What Makes the Wine So Wonderful?

Contrary to what you probably think, the most coveted varieties come from Sicily rather than Italy or France. The weather, the native grapes, and fertile soil combine to create the best growing conditions in the world.

The dry climate keeps mildew and rot to a minimum, especially in well-ventilated areas near the coast. As a result, the growers do not need chemical sprays, so much Sicilian wine is produced from organic grapes.

The modern and up and coming winemakers are now creating organic, bio-dynamic, and natural wines. The following video explains this fairly new phenomenon.

Now you know that the Sicilians are trailblazers in environmental winemaking! For a while, they lagged behind the rest of Europe and the world, but the modern technology and new techniques drove the new generation back to their ancestral vineyards with new ideas and additional enthusiasm.

Why Should I Work in the Vineyards?

In Italy, culture plays a big part in the career path that children in a family pursue. For example, if your grandfather and father were winemakers, then you would naturally take up the winemaking business to carry on traditional wines. Families take pride in their vineyards, the wine, and innovations they can carry out.

Giuseppi Bernardi

Giuseppi Bernardi started his career by doing university studies. After he graduated, he was compelled to return to his family heritage. The family vineyards were on Mt. Etna, where the soil, temperature, and weather combined to help him improve the standards of Sicilian wine.

mt. etna

He and other winery families in his area collaborated to make Sicilian wine stand out from the others. They introduced new equipment and innovative techniques to keep the wine fresh and aromatic.

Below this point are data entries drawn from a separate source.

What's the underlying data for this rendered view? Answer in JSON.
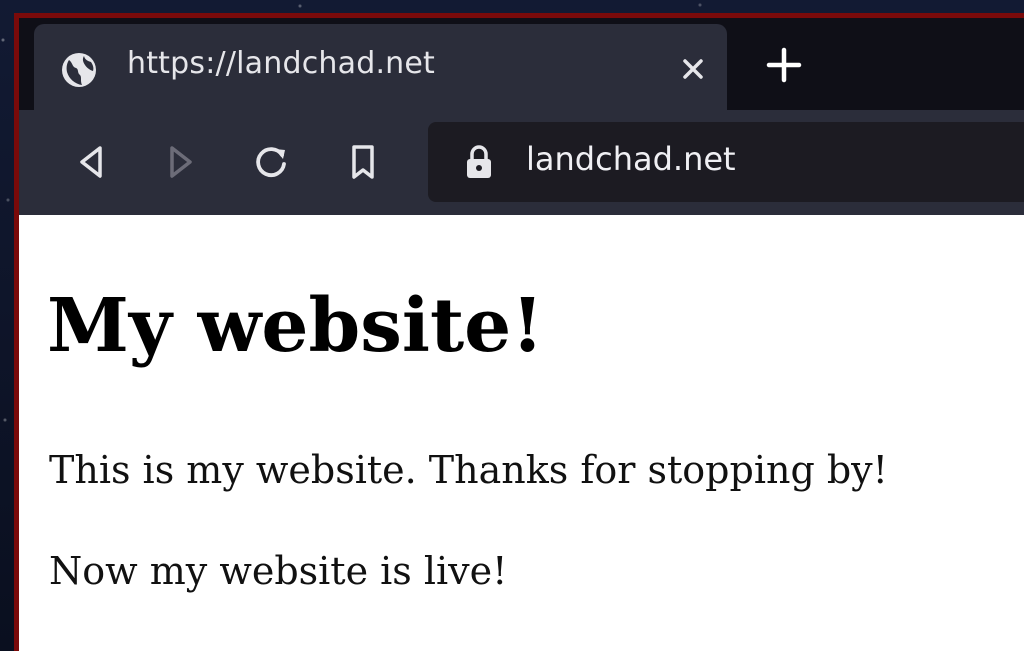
{
  "browser": {
    "tab": {
      "title": "https://landchad.net",
      "favicon": "globe-icon",
      "close_icon": "close-icon"
    },
    "new_tab_icon": "plus-icon",
    "toolbar": {
      "back_icon": "back-icon",
      "forward_icon": "forward-icon",
      "reload_icon": "reload-icon",
      "bookmark_icon": "bookmark-icon"
    },
    "address_bar": {
      "secure_icon": "lock-icon",
      "url": "landchad.net"
    },
    "colors": {
      "window_border": "#7a0a0a",
      "tab_strip": "#0f0f17",
      "toolbar": "#2b2d3a",
      "address_bar": "#1c1b22"
    }
  },
  "page": {
    "heading": "My website!",
    "paragraphs": [
      "This is my website. Thanks for stopping by!",
      "Now my website is live!"
    ]
  }
}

Donnafugata is one of the labels created in the era of wine evolution. Do you want to try it, then look for the label in fine restaurants and upscale wine stores all over the world.

Michael Madrigale, a former sommelier for an upscale Manhattan bar, went back to Italy to discover quality wines. He stated, “People are now looking for authenticity more than a famous wine region. It took the Sicilians a long time to establish their new reputation for quality wines. Now the market is telling them people are willing to spend more money for quality.”

Where Can I Find Sicilian Wines?

We can now find Sicilian wines all over the world. Here are some of the varieties that you should explore.

  • Nero D’avola has a bold fruity flavor.
  • Grillo is fresh and easy on the palate and goes great with fish. Grillo is one of the best-known Sicilian grapes. This wine pairs perfectly with the Mediterranean diet that people are enjoying these days. A perfect combination is Grillo with swordfish.
  • For a lemony aroma and a crisp taste, try Catterato. It is a white wine and a favorite among the experts.
  • Inzolia, a white wine, is crisp and satisfying. It was once an ingredient of Marsala  wine, it now stands on its own.
  • Marsala is a sweet wine often used in cooking.
  • The Moscato grape yields the crisp, sweet Moscato wine.

This article gives an excellent list of the best value in Sicilian wines. Read More.

Wine Pairing

Sicilian wines are versatile and pair with almost any food.

White wines go with light-bodied foods and cheeses. Grillo complements the entire meal, from pasta to grilled white meats and goat cheese.

Reds pair naturally with richer dishes. Nero d’Avola, matches with everything from antipasti to grilled meats.

Final Thought

When I was about 10 years old, Dot took Aggie and I to Sicily to meet my Grandfather. The culture was very different in the village and it still remains simple and underdeveloped.

I remember that I was poured a glass of wine at dinner. My guess is that either they wanted me to go to sleep or the water was bad. I probably refused to drink milk because I saw that it came from a goat.

I wish I had the opportunity to see my relatives again, but they are all gone. I do remember that the food was delicious, and the wine made me sleepy. Too bad I was only 10 and too young to remember the importance of family.

I found fruit wine recipes that I think are really cool. Read More.

Everyone has been in the position of having a great bottle of wine, and no wine opener. Look at these methods. You’ll love them.

Leave a Comment

Your email address will not be published. Required fields are marked *